Because Illinois courts rejected Oaks' choice of counsel claim on adequate and independent state law grounds, he procedurally defaulted that claim. He cannot use a claim of ineffective assistance of post-conviction counsel to establish cause and prejudice for the default because he has no constitutional right to post-conviction counsel. Davila, 582 U.S. at —, 137 S. Ct. at 2062. Oaks argues that we should extend the logic of Martinez v. Ryan, 566 U.S. 1 (2012), and Trevino v. Thaler, 569 U.S. —, 133 S. Ct. 1911 (2013), and nonetheless consider his claim for ineffective assistance of appellate counsel.
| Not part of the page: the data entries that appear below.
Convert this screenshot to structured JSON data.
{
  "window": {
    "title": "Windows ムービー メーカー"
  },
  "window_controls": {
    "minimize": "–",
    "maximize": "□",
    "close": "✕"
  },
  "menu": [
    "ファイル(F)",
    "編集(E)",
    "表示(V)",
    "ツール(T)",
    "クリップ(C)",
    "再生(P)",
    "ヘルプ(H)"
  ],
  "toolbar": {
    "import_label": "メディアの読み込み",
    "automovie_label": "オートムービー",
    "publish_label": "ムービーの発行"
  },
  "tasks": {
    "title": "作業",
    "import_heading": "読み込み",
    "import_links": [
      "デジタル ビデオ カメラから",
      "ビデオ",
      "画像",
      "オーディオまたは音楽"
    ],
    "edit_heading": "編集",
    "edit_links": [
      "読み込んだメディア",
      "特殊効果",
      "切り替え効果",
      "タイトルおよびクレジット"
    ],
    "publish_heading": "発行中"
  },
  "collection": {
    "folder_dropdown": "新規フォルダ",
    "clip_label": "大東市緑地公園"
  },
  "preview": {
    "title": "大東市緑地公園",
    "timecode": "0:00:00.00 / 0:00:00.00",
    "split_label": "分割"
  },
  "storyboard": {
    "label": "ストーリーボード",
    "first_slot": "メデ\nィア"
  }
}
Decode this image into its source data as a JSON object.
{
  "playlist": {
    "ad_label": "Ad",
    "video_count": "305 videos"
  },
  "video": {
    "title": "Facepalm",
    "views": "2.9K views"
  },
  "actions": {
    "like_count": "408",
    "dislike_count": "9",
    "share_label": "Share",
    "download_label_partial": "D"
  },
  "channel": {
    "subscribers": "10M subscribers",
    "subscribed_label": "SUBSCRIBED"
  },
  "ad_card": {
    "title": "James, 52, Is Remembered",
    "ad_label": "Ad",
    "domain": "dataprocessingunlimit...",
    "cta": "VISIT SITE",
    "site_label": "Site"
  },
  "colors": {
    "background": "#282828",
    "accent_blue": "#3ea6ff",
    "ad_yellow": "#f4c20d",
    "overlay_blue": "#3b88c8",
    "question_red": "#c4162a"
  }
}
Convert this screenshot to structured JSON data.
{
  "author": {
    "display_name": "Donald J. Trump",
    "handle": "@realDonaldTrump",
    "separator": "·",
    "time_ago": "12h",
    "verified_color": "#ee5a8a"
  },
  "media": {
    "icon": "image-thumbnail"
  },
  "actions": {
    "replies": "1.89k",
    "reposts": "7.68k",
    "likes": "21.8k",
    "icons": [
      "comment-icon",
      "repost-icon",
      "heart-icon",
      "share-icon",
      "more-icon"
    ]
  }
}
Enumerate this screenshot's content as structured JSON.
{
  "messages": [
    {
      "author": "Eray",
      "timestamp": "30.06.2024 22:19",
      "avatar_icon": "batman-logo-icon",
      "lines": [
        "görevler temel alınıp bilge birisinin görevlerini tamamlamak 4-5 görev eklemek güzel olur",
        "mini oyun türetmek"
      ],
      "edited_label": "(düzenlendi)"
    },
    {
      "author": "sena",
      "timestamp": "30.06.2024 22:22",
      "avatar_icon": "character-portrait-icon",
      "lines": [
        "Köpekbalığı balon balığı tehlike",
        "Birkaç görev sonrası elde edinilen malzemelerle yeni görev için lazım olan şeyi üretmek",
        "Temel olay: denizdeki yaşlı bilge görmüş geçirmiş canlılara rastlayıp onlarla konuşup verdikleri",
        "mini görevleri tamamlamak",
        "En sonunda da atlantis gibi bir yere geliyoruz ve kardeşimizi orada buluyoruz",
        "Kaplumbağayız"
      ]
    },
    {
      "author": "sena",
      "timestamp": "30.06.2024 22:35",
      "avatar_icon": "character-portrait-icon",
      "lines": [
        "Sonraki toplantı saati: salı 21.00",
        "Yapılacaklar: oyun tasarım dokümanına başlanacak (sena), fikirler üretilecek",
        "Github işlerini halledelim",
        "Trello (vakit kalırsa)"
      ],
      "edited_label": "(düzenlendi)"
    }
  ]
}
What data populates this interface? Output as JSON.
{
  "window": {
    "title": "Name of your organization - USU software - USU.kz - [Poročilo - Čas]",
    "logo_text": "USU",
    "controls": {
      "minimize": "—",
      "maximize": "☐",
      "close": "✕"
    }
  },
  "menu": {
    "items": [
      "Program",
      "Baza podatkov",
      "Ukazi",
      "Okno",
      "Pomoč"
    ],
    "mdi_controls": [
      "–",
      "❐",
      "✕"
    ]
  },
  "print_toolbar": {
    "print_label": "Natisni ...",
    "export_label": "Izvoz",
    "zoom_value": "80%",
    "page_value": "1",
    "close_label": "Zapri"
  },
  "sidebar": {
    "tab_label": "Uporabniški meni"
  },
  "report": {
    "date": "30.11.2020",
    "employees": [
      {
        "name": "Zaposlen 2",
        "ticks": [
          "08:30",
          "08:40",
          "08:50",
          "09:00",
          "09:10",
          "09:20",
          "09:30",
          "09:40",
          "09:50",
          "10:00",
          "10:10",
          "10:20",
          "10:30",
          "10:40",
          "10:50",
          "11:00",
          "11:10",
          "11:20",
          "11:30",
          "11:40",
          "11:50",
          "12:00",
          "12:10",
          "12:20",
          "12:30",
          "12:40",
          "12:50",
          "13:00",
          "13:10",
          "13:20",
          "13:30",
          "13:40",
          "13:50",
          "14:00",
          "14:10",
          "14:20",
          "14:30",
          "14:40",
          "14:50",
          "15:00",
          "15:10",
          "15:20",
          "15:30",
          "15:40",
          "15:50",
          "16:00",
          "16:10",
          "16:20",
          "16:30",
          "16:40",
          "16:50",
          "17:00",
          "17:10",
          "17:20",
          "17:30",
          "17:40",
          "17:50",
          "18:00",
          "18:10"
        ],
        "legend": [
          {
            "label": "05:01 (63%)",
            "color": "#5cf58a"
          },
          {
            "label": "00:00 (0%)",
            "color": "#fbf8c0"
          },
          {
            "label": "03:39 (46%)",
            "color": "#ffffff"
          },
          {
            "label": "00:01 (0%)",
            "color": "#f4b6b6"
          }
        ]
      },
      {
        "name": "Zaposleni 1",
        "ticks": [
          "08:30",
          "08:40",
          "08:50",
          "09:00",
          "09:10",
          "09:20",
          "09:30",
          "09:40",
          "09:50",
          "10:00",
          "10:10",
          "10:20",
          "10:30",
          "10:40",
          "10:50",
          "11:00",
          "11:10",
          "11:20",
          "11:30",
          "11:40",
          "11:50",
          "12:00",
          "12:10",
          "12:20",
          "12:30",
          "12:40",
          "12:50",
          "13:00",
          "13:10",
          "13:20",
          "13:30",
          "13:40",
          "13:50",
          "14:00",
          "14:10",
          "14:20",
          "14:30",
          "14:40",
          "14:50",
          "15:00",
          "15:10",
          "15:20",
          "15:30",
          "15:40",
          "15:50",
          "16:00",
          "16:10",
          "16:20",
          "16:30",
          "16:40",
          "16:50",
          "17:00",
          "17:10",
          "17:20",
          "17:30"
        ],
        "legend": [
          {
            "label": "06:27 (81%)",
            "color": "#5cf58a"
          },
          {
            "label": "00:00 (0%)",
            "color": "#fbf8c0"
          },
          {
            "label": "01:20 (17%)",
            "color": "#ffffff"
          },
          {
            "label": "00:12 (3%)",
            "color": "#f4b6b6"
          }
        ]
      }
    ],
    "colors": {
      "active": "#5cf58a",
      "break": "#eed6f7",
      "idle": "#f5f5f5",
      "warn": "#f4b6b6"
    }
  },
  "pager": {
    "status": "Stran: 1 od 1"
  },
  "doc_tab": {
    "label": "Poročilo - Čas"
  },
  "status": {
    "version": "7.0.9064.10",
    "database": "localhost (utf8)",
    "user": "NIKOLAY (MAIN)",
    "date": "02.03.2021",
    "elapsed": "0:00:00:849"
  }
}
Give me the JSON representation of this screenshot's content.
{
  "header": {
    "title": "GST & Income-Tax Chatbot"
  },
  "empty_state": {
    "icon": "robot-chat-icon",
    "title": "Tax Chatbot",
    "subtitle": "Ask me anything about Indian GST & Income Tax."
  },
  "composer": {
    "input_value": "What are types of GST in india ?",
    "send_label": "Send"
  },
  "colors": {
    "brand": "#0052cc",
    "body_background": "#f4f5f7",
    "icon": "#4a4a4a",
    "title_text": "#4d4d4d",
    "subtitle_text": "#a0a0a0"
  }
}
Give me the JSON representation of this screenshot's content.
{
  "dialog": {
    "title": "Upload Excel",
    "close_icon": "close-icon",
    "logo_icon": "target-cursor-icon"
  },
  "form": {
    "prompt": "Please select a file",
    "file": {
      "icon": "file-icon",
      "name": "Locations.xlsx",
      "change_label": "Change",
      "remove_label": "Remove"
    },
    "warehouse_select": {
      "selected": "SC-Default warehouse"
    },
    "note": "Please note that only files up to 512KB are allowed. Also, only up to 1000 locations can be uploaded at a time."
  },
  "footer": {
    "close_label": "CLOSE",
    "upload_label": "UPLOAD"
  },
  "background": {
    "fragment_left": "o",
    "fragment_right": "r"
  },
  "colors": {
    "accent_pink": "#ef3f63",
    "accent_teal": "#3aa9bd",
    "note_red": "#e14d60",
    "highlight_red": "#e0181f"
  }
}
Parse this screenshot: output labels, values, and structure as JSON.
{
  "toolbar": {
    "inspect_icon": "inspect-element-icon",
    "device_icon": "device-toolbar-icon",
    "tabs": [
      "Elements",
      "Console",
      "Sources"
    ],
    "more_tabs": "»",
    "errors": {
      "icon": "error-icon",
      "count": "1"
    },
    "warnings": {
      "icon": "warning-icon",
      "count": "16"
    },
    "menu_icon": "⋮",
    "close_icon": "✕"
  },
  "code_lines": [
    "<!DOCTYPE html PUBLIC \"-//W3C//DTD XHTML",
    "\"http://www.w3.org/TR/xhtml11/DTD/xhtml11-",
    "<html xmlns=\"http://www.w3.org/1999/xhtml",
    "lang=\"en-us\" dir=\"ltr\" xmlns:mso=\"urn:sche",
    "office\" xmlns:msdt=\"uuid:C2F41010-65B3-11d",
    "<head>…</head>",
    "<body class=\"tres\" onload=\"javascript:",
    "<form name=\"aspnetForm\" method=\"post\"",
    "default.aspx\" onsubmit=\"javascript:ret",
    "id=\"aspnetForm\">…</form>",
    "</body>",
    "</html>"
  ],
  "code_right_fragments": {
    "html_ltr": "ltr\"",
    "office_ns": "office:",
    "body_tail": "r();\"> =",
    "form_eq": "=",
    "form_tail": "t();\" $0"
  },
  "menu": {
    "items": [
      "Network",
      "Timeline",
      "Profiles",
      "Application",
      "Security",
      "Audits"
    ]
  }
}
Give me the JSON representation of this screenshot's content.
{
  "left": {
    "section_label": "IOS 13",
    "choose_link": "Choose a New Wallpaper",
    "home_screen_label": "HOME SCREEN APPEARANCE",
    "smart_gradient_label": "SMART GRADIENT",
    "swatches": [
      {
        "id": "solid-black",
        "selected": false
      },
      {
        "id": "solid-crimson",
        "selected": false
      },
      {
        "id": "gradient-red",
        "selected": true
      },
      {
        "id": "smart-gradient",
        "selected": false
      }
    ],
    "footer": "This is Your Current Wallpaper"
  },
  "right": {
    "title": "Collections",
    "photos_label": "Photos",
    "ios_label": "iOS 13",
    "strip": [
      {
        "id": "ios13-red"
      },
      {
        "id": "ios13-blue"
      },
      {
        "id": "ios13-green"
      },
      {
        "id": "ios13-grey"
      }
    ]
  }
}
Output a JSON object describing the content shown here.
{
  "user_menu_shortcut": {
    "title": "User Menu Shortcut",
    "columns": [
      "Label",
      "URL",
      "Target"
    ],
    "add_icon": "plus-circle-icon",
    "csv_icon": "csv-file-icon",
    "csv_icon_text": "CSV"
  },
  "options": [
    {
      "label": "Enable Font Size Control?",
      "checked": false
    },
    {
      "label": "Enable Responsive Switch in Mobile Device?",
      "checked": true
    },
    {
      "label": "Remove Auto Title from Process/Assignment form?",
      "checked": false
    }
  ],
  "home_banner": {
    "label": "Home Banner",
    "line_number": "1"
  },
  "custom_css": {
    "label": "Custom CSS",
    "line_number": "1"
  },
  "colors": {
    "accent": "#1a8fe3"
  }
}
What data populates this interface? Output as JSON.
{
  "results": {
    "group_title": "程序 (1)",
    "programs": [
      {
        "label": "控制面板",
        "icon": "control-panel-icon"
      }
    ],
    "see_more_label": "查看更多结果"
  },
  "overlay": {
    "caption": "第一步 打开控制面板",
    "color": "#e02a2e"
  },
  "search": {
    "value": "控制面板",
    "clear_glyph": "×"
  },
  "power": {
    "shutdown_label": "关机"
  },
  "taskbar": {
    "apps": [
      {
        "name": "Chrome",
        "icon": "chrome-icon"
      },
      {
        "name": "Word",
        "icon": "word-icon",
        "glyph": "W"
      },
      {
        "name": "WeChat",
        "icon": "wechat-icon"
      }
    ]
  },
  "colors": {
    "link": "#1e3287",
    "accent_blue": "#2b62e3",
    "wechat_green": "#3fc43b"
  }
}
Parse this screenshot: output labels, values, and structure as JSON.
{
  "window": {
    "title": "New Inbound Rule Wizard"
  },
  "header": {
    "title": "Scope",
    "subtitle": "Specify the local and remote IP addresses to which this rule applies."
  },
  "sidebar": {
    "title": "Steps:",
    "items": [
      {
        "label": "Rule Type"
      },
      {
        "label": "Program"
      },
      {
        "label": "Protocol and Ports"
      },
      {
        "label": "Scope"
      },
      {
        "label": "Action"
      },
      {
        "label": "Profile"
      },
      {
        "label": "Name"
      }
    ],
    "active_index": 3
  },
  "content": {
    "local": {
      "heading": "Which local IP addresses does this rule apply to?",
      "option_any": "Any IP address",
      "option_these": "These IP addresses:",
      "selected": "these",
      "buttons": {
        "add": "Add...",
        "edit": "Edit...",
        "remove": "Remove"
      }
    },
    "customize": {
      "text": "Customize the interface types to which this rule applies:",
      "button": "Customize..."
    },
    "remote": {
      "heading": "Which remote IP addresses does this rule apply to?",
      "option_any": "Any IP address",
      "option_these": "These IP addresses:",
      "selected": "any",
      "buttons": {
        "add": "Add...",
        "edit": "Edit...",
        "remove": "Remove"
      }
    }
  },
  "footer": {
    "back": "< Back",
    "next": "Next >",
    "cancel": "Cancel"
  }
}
But since this case was briefed and argued, the Supreme Court has rejected just that extension, cabining Martinez and Trevino to claims of ineffective assistance of trial counsel. Davila, 582 U.S. at —, 137 S. Ct. at 2066–67. Accordingly, the judgment of the district court denying habeas corpus relief to Oaks is
HAMILTON, Circuit Judge.